* Work task
For every entry below, retype it exactly as it reads.

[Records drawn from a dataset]
►

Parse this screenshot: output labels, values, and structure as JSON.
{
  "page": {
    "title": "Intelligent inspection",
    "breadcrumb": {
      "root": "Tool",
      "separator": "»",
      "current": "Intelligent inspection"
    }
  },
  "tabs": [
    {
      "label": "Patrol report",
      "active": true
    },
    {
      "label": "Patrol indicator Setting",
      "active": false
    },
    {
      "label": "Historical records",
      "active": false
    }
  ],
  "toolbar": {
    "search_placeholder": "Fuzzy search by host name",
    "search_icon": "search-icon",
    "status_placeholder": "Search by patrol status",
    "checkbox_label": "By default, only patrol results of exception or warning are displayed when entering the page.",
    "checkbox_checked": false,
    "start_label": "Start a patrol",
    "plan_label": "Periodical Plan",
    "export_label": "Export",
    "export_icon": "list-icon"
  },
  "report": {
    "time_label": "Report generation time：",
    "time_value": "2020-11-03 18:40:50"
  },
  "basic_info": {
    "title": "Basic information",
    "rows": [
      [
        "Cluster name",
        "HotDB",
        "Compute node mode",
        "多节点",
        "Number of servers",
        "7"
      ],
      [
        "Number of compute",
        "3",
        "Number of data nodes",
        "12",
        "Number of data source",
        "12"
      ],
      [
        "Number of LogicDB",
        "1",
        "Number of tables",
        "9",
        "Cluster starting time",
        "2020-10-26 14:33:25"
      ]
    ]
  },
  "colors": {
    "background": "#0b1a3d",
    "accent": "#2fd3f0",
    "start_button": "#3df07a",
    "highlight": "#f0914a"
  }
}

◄

* Exercise answer
Parse this screenshot: output labels, values, and structure as JSON.
{
  "page": {
    "title": "Intelligent inspection",
    "breadcrumb": {
      "root": "Tool",
      "separator": "»",
      "current": "Intelligent inspection"
    }
  },
  "tabs": [
    {
      "label": "Patrol report",
      "active": true
    },
    {
      "label": "Patrol indicator Setting",
      "active": false
    },
    {
      "label": "Historical records",
      "active": false
    }
  ],
  "toolbar": {
    "search_placeholder": "Fuzzy search by host name",
    "search_icon": "search-icon",
    "status_placeholder": "Search by patrol status",
    "checkbox_label": "By default, only patrol results of exception or warning are displayed when entering the page.",
    "checkbox_checked": false,
    "start_label": "Start a patrol",
    "plan_label": "Periodical Plan",
    "export_label": "Export",
    "export_icon": "list-icon"
  },
  "report": {
    "time_label": "Report generation time：",
    "time_value": "2020-11-03 18:40:50"
  },
  "basic_info": {
    "title": "Basic information",
    "rows": [
      [
        "Cluster name",
        "HotDB",
        "Compute node mode",
        "多节点",
        "Number of servers",
        "7"
      ],
      [
        "Number of compute",
        "3",
        "Number of data nodes",
        "12",
        "Number of data source",
        "12"
      ],
      [
        "Number of LogicDB",
        "1",
        "Number of tables",
        "9",
        "Cluster starting time",
        "2020-10-26 14:33:25"
      ]
    ]
  },
  "colors": {
    "background": "#0b1a3d",
    "accent": "#2fd3f0",
    "start_button": "#3df07a",
    "highlight": "#f0914a"
  }
}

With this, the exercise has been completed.